|WO2000052909A1 *||Feb 23, 2000||Sep 8, 2000||Provino Robert||Telephone|
|WO2000079770A1 *||Jun 21, 2000||Dec 28, 2000||Neopoint Inc||User customizable announcement|
|WO2002054710A2 *||Dec 10, 2001||Jul 11, 2002||Ztango Inc||Method and system for coding ring tones for cellular telephones|
|U.S. Classification||379/88.24, 379/373.02|
|International Classification||H04M1/663, H04M19/04|
|Cooperative Classification||H04M1/663, H04M19/041|
|European Classification||H04M19/04D, H04M1/663|
|Aug 22, 2000||REMI||Maintenance fee reminder mailed|
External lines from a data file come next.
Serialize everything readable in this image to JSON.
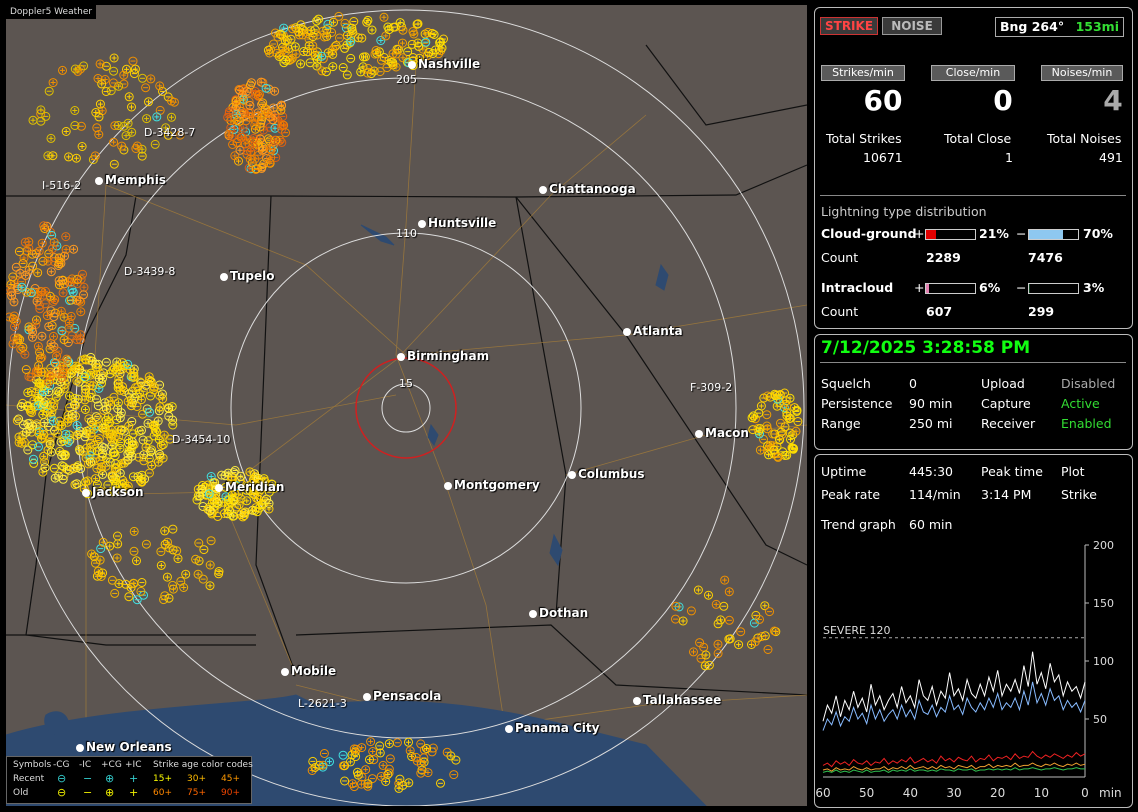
{
  "brand": "Doppler5 Weather",
  "map": {
    "cities": [
      {
        "name": "Nashville"
      },
      {
        "name": "Memphis"
      },
      {
        "name": "Chattanooga"
      },
      {
        "name": "Huntsville"
      },
      {
        "name": "Tupelo"
      },
      {
        "name": "Atlanta"
      },
      {
        "name": "Birmingham"
      },
      {
        "name": "Macon"
      },
      {
        "name": "Jackson"
      },
      {
        "name": "Meridian"
      },
      {
        "name": "Montgomery"
      },
      {
        "name": "Columbus"
      },
      {
        "name": "Dothan"
      },
      {
        "name": "Mobile"
      },
      {
        "name": "Pensacola"
      },
      {
        "name": "Tallahassee"
      },
      {
        "name": "Panama City"
      },
      {
        "name": "New Orleans"
      }
    ],
    "routes": [
      "205",
      "110",
      "15"
    ],
    "storm_tags": [
      "D-3428-7",
      "I-516-2",
      "D-3439-8",
      "D-3454-10",
      "F-309-2",
      "L-2621-3"
    ]
  },
  "legend": {
    "row0": [
      "Symbols",
      "-CG",
      "-IC",
      "+CG",
      "+IC",
      "Strike age color codes"
    ],
    "recent_label": "Recent",
    "old_label": "Old",
    "recent_ages": [
      "15+",
      "30+",
      "45+"
    ],
    "old_ages": [
      "60+",
      "75+",
      "90+"
    ]
  },
  "status": {
    "strike": "STRIKE",
    "noise": "NOISE",
    "bearing": "Bng 264°",
    "distance": "153mi"
  },
  "rates": {
    "labels": [
      "Strikes/min",
      "Close/min",
      "Noises/min"
    ],
    "values": [
      "60",
      "0",
      "4"
    ],
    "total_labels": [
      "Total Strikes",
      "Total Close",
      "Total Noises"
    ],
    "totals": [
      "10671",
      "1",
      "491"
    ]
  },
  "distribution": {
    "title": "Lightning type distribution",
    "cg_label": "Cloud-ground",
    "ic_label": "Intracloud",
    "count_label": "Count",
    "plus": "+",
    "minus": "−",
    "cg_pos_pct": "21%",
    "cg_neg_pct": "70%",
    "cg_pos_count": "2289",
    "cg_neg_count": "7476",
    "ic_pos_pct": "6%",
    "ic_neg_pct": "3%",
    "ic_pos_count": "607",
    "ic_neg_count": "299",
    "fractions": {
      "cg_pos": 0.21,
      "cg_neg": 0.7,
      "ic_pos": 0.06,
      "ic_neg": 0.03
    },
    "colors": {
      "cg_pos": "#e00000",
      "cg_neg": "#8ec8f0",
      "ic_pos": "#e080b0",
      "ic_neg": "#104020"
    }
  },
  "settings": {
    "datetime": "7/12/2025 3:28:58 PM",
    "squelch_label": "Squelch",
    "squelch": "0",
    "persistence_label": "Persistence",
    "persistence": "90 min",
    "range_label": "Range",
    "range": "250 mi",
    "upload_label": "Upload",
    "upload": "Disabled",
    "capture_label": "Capture",
    "capture": "Active",
    "receiver_label": "Receiver",
    "receiver": "Enabled"
  },
  "stats": {
    "uptime_label": "Uptime",
    "uptime": "445:30",
    "peak_time_label": "Peak time",
    "peak_time": "3:14 PM",
    "plot_label": "Plot",
    "plot": "Strike",
    "peak_rate_label": "Peak rate",
    "peak_rate": "114/min",
    "trend_label": "Trend graph",
    "trend": "60 min"
  },
  "chart_data": {
    "type": "line",
    "x_label": "min",
    "x_ticks": [
      "60",
      "50",
      "40",
      "30",
      "20",
      "10",
      "0"
    ],
    "y_ticks": [
      "200",
      "150",
      "100",
      "50"
    ],
    "ylim": [
      0,
      200
    ],
    "severe_label": "SEVERE 120",
    "severe_value": 120,
    "series": [
      {
        "color": "#ffffff",
        "values": [
          48,
          62,
          55,
          70,
          52,
          66,
          58,
          74,
          60,
          68,
          56,
          80,
          62,
          70,
          58,
          66,
          72,
          60,
          78,
          64,
          70,
          60,
          84,
          70,
          66,
          78,
          62,
          74,
          68,
          90,
          70,
          76,
          66,
          84,
          72,
          68,
          80,
          70,
          86,
          74,
          92,
          70,
          80,
          74,
          84,
          72,
          96,
          78,
          108,
          80,
          90,
          76,
          98,
          82,
          88,
          70,
          82,
          74,
          78,
          68,
          82
        ]
      },
      {
        "color": "#88bbff",
        "values": [
          40,
          50,
          45,
          56,
          44,
          52,
          48,
          60,
          50,
          55,
          46,
          62,
          50,
          58,
          48,
          54,
          58,
          50,
          62,
          52,
          58,
          50,
          66,
          56,
          54,
          62,
          52,
          60,
          56,
          70,
          58,
          62,
          54,
          68,
          60,
          56,
          64,
          58,
          68,
          60,
          72,
          58,
          64,
          60,
          68,
          58,
          74,
          62,
          82,
          64,
          72,
          62,
          76,
          66,
          70,
          58,
          66,
          60,
          64,
          56,
          66
        ]
      },
      {
        "color": "#ee2222",
        "values": [
          10,
          12,
          9,
          14,
          11,
          13,
          10,
          15,
          12,
          11,
          14,
          10,
          13,
          12,
          16,
          11,
          14,
          12,
          15,
          13,
          17,
          12,
          14,
          16,
          13,
          15,
          12,
          18,
          14,
          16,
          13,
          17,
          15,
          14,
          18,
          13,
          16,
          15,
          19,
          14,
          17,
          16,
          18,
          15,
          20,
          16,
          18,
          17,
          22,
          18,
          16,
          19,
          17,
          20,
          18,
          16,
          19,
          17,
          21,
          18,
          20
        ]
      },
      {
        "color": "#f0a030",
        "values": [
          6,
          7,
          5,
          8,
          6,
          7,
          6,
          9,
          7,
          6,
          8,
          6,
          7,
          7,
          9,
          6,
          8,
          7,
          9,
          7,
          10,
          7,
          8,
          9,
          7,
          9,
          7,
          10,
          8,
          9,
          7,
          10,
          9,
          8,
          10,
          7,
          9,
          9,
          11,
          8,
          10,
          9,
          10,
          9,
          12,
          9,
          10,
          10,
          12,
          10,
          9,
          11,
          10,
          12,
          10,
          9,
          11,
          10,
          12,
          10,
          11
        ]
      },
      {
        "color": "#30c050",
        "values": [
          4,
          5,
          4,
          6,
          4,
          5,
          4,
          6,
          5,
          4,
          6,
          4,
          5,
          5,
          6,
          4,
          6,
          5,
          6,
          5,
          7,
          5,
          6,
          6,
          5,
          6,
          5,
          7,
          6,
          6,
          5,
          7,
          6,
          6,
          7,
          5,
          6,
          6,
          7,
          6,
          7,
          6,
          7,
          6,
          8,
          6,
          7,
          7,
          8,
          7,
          6,
          7,
          7,
          8,
          7,
          6,
          7,
          7,
          8,
          7,
          7
        ]
      }
    ]
  }
}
|Jan 28, 2001||LAPS||Lapse for failure to pay maintenance fees|
|Apr 3, 2001||FP||Expired due to failure to pay maintenance fee|
Effective date: 20010128